▶ Task details: Each record here should be printed again exactly; please leave its pictures out.

▶ Records for this task:
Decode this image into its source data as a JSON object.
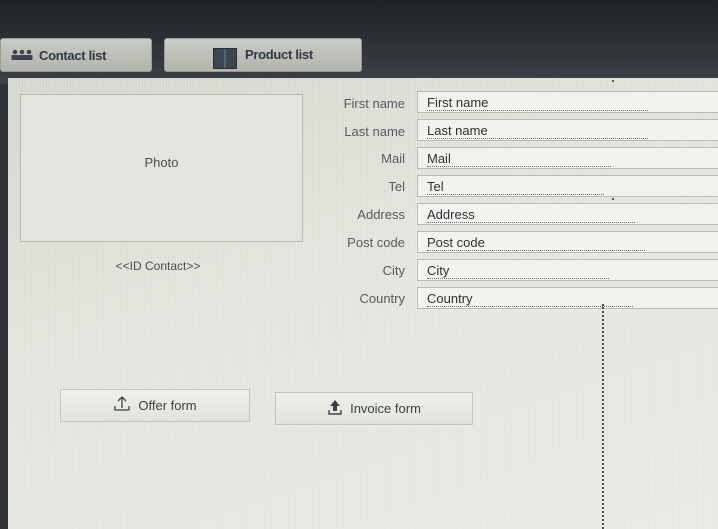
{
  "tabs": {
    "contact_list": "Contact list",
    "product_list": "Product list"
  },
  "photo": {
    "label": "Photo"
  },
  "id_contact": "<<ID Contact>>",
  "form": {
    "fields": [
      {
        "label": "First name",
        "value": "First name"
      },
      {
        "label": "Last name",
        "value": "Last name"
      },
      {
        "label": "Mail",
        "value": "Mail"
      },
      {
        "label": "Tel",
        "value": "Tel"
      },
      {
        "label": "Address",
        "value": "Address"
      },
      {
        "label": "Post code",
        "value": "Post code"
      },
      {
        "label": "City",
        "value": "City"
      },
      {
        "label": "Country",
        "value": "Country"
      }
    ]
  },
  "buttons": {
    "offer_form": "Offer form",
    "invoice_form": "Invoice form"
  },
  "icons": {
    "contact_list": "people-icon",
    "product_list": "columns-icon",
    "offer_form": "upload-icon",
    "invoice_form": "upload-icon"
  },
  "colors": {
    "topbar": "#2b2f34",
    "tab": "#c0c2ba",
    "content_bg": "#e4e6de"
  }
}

▶ Task answer:
Decode this image into its source data as a JSON object.
{
  "tabs": {
    "contact_list": "Contact list",
    "product_list": "Product list"
  },
  "photo": {
    "label": "Photo"
  },
  "id_contact": "<<ID Contact>>",
  "form": {
    "fields": [
      {
        "label": "First name",
        "value": "First name"
      },
      {
        "label": "Last name",
        "value": "Last name"
      },
      {
        "label": "Mail",
        "value": "Mail"
      },
      {
        "label": "Tel",
        "value": "Tel"
      },
      {
        "label": "Address",
        "value": "Address"
      },
      {
        "label": "Post code",
        "value": "Post code"
      },
      {
        "label": "City",
        "value": "City"
      },
      {
        "label": "Country",
        "value": "Country"
      }
    ]
  },
  "buttons": {
    "offer_form": "Offer form",
    "invoice_form": "Invoice form"
  },
  "icons": {
    "contact_list": "people-icon",
    "product_list": "columns-icon",
    "offer_form": "upload-icon",
    "invoice_form": "upload-icon"
  },
  "colors": {
    "topbar": "#2b2f34",
    "tab": "#c0c2ba",
    "content_bg": "#e4e6de"
  }
}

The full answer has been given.